While peppy Girl Power feminism continues to reign supreme in marketing and corporate PR, pop music has seen the rise of more diverse and complex female voices in the form of Billie Eilish, Grimes, Sia, Lorde, FKA Twigs and Janelle Monaé and others. I would call Beyoncé’s 2016 hit Formation a watershed moment because it marked an established pop role model’s move away from mass-appealing feel-good feminism to politically potent black feminism. Her 2018 collaboration Apeshit with her husband Jay-Z was a beautiful follow-up (unsurprisingly, the two releases received more backlash from conservative America than anything she had done before). Del Rey herself spoke of pop culture’s “major sonic shift” toward more complex themes and sounds already in 2017.
In other areas of pop culture, complex and even unlikable female characters from Annaliese Keating to Harley Quinn to Fleabag to the ladies of Orange Is The New Black are having a full-on moment. Post-Me Too literary phenomena like The New Yorker‘s Cat Person and Lisa Taddeo‘s Three Women have explored the subtlety of women’s desire and consent under the patriarchy. Hell, even Disney almost gave us a gay princess. Though there is always more work to be done, sometimes I can’t believe the difference just a few years have made. (Thus spoke the millennial elder.)
When our deepest fears and wildest fantasies enter the public domain, things that would once scandalize us will acquire new meanings. Norman Fucking Rockwell! won the title of the best album of 2019 from several major music publications not in spite but because of its soft and sentimental beauty laced with an invigorating dose of snark.

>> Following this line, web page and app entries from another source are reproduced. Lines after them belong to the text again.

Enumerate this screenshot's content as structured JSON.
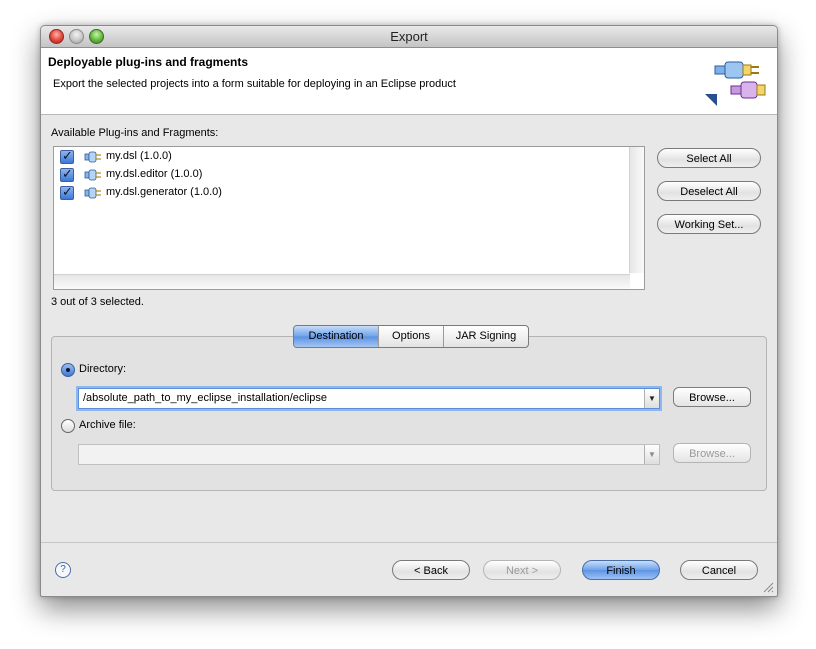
{
  "window": {
    "title": "Export"
  },
  "header": {
    "title": "Deployable plug-ins and fragments",
    "description": "Export the selected projects into a form suitable for deploying in an Eclipse product",
    "icon": "export-plugin-wizard-icon"
  },
  "plugins": {
    "label": "Available Plug-ins and Fragments:",
    "items": [
      {
        "name": "my.dsl (1.0.0)",
        "checked": true
      },
      {
        "name": "my.dsl.editor (1.0.0)",
        "checked": true
      },
      {
        "name": "my.dsl.generator (1.0.0)",
        "checked": true
      }
    ],
    "status": "3 out of 3 selected."
  },
  "side_buttons": {
    "select_all": "Select All",
    "deselect_all": "Deselect All",
    "working_set": "Working Set..."
  },
  "tabs": [
    {
      "label": "Destination",
      "active": true
    },
    {
      "label": "Options",
      "active": false
    },
    {
      "label": "JAR Signing",
      "active": false
    }
  ],
  "destination": {
    "directory_label": "Directory:",
    "directory_value": "/absolute_path_to_my_eclipse_installation/eclipse",
    "archive_label": "Archive file:",
    "archive_value": "",
    "browse_label": "Browse...",
    "selected": "directory"
  },
  "footer": {
    "help": "?",
    "back": "< Back",
    "next": "Next >",
    "finish": "Finish",
    "cancel": "Cancel"
  },
  "colors": {
    "accent": "#5d93e3",
    "window_bg": "#e8e8e8"
  }
}
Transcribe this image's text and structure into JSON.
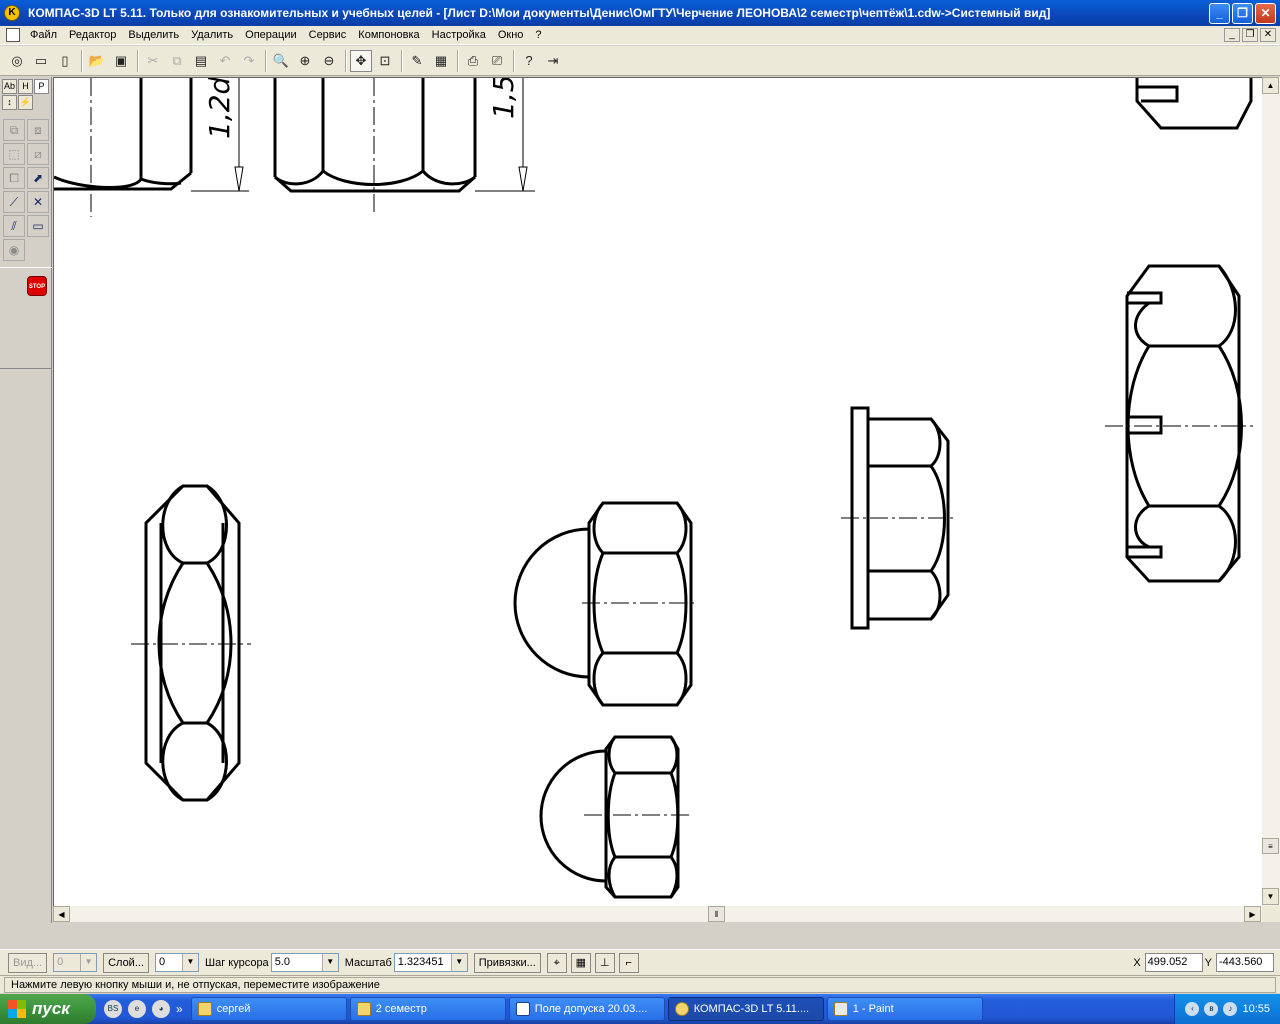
{
  "window": {
    "title": "КОМПАС-3D LT 5.11. Только для ознакомительных и учебных целей - [Лист D:\\Мои документы\\Денис\\ОмГТУ\\Черчение ЛЕОНОВА\\2 семестр\\чептёж\\1.cdw->Системный вид]",
    "minimize_icon": "minimize-icon",
    "maximize_icon": "restore-icon",
    "close_icon": "close-icon"
  },
  "menu": {
    "items": [
      "Файл",
      "Редактор",
      "Выделить",
      "Удалить",
      "Операции",
      "Сервис",
      "Компоновка",
      "Настройка",
      "Окно",
      "?"
    ]
  },
  "toolbar": {
    "icons": [
      "new-drawing-icon",
      "new-sheet-icon",
      "new-document-icon",
      "open-icon",
      "save-icon",
      "cut-icon",
      "copy-icon",
      "paste-icon",
      "undo-icon",
      "redo-icon",
      "zoom-window-icon",
      "zoom-in-icon",
      "zoom-out-icon",
      "pan-icon",
      "zoom-all-icon",
      "refresh-icon",
      "layer-icon",
      "print-preview-icon",
      "print-icon",
      "help-icon",
      "exit-icon"
    ]
  },
  "leftpanel": {
    "tabs": [
      "Аb",
      "H",
      "P"
    ]
  },
  "drawing": {
    "dim_labels": [
      "1,2d",
      "1,5d"
    ]
  },
  "statusbar": {
    "view_label": "Вид...",
    "view_value": "0",
    "layer_label": "Слой...",
    "layer_value": "0",
    "step_label": "Шаг курсора",
    "step_value": "5.0",
    "scale_label": "Масштаб",
    "scale_value": "1.323451",
    "snaps_label": "Привязки...",
    "x_label": "X",
    "x_value": "499.052",
    "y_label": "Y",
    "y_value": "-443.560"
  },
  "hint": "Нажмите левую кнопку мыши и, не отпуская, переместите изображение",
  "taskbar": {
    "start_label": "пуск",
    "quicklaunch": [
      "BS",
      "ie-icon",
      "panda-icon"
    ],
    "more": "»",
    "buttons": [
      {
        "label": "сергей",
        "icon": "folder-icon"
      },
      {
        "label": "2 семестр",
        "icon": "folder-icon"
      },
      {
        "label": "Поле допуска 20.03....",
        "icon": "word-icon"
      },
      {
        "label": "КОМПАС-3D LT 5.11....",
        "icon": "kompas-icon"
      },
      {
        "label": "1 - Paint",
        "icon": "paint-icon"
      }
    ],
    "clock": "10:55"
  }
}
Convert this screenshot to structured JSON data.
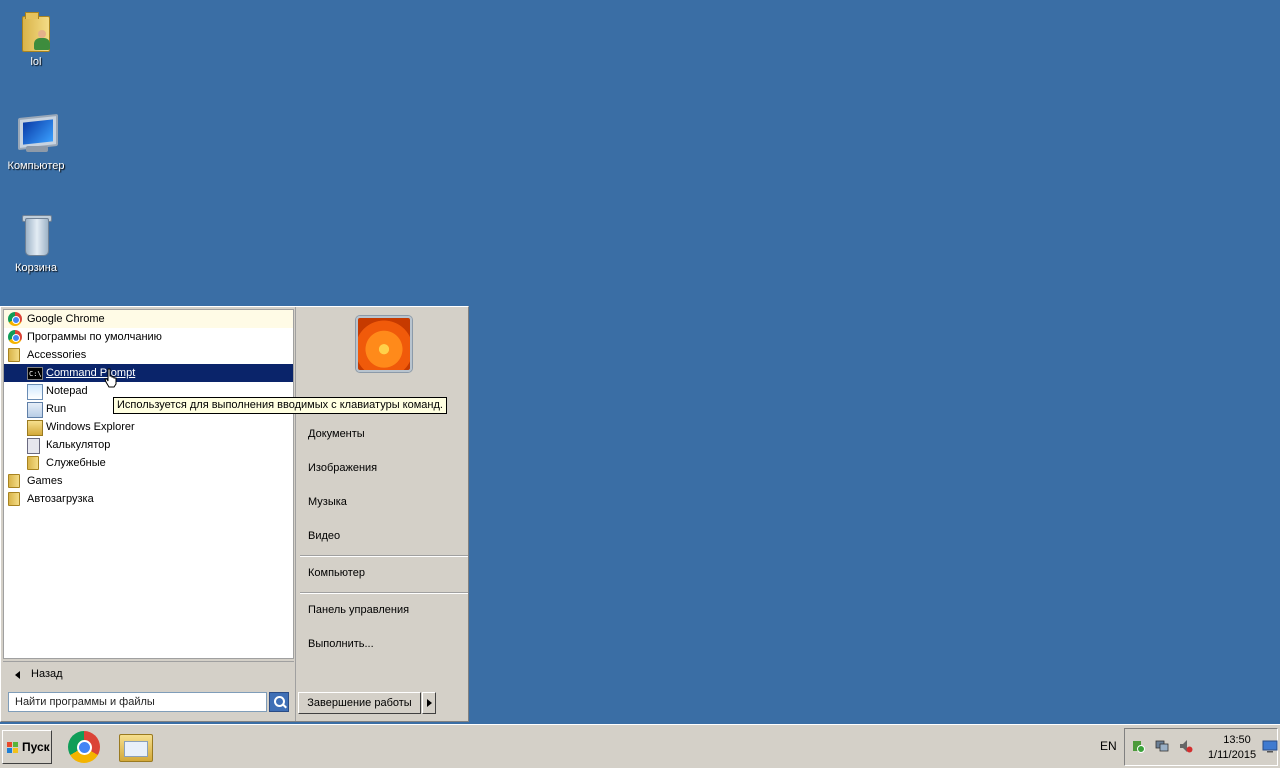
{
  "desktop": {
    "icons": [
      {
        "label": "lol",
        "icon": "user-folder-icon"
      },
      {
        "label": "Компьютер",
        "icon": "computer-icon"
      },
      {
        "label": "Корзина",
        "icon": "recycle-bin-icon"
      }
    ]
  },
  "start_menu": {
    "programs": [
      {
        "label": "Google Chrome",
        "icon": "chrome-icon",
        "level": 0
      },
      {
        "label": "Программы по умолчанию",
        "icon": "default-programs-icon",
        "level": 0
      },
      {
        "label": "Accessories",
        "icon": "folder-icon",
        "level": 0
      },
      {
        "label": "Command Prompt",
        "icon": "command-prompt-icon",
        "level": 1,
        "selected": true
      },
      {
        "label": "Notepad",
        "icon": "notepad-icon",
        "level": 1
      },
      {
        "label": "Run",
        "icon": "run-icon",
        "level": 1
      },
      {
        "label": "Windows Explorer",
        "icon": "explorer-icon",
        "level": 1
      },
      {
        "label": "Калькулятор",
        "icon": "calculator-icon",
        "level": 1
      },
      {
        "label": "Служебные",
        "icon": "folder-icon",
        "level": 1
      },
      {
        "label": "Games",
        "icon": "folder-icon",
        "level": 0
      },
      {
        "label": "Автозагрузка",
        "icon": "folder-icon",
        "level": 0
      }
    ],
    "back_label": "Назад",
    "search_placeholder": "Найти программы и файлы",
    "tooltip": "Используется для выполнения вводимых с клавиатуры команд.",
    "right_items": {
      "documents": "Документы",
      "pictures": "Изображения",
      "music": "Музыка",
      "video": "Видео",
      "computer": "Компьютер",
      "control_panel": "Панель управления",
      "run": "Выполнить..."
    },
    "shutdown_label": "Завершение работы"
  },
  "taskbar": {
    "start_label": "Пуск",
    "language": "EN",
    "time": "13:50",
    "date": "1/11/2015"
  },
  "colors": {
    "desktop_background": "#3a6ea5",
    "selection": "#0a246a",
    "tooltip_background": "#ffffe1"
  }
}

The album imagines a world where we can be lovers, not fighters. It knows there’s always danger in trusting another person, especially if that person happens to be a strapping fellow: he might hurt you (Cinnamon Girl) or turn out to be an actual serial killer (Happiness Is A Butterfly). It remains agnostic about the possibility of a happy ending, but at the end of the day, it’s more afraid of not playing than losing.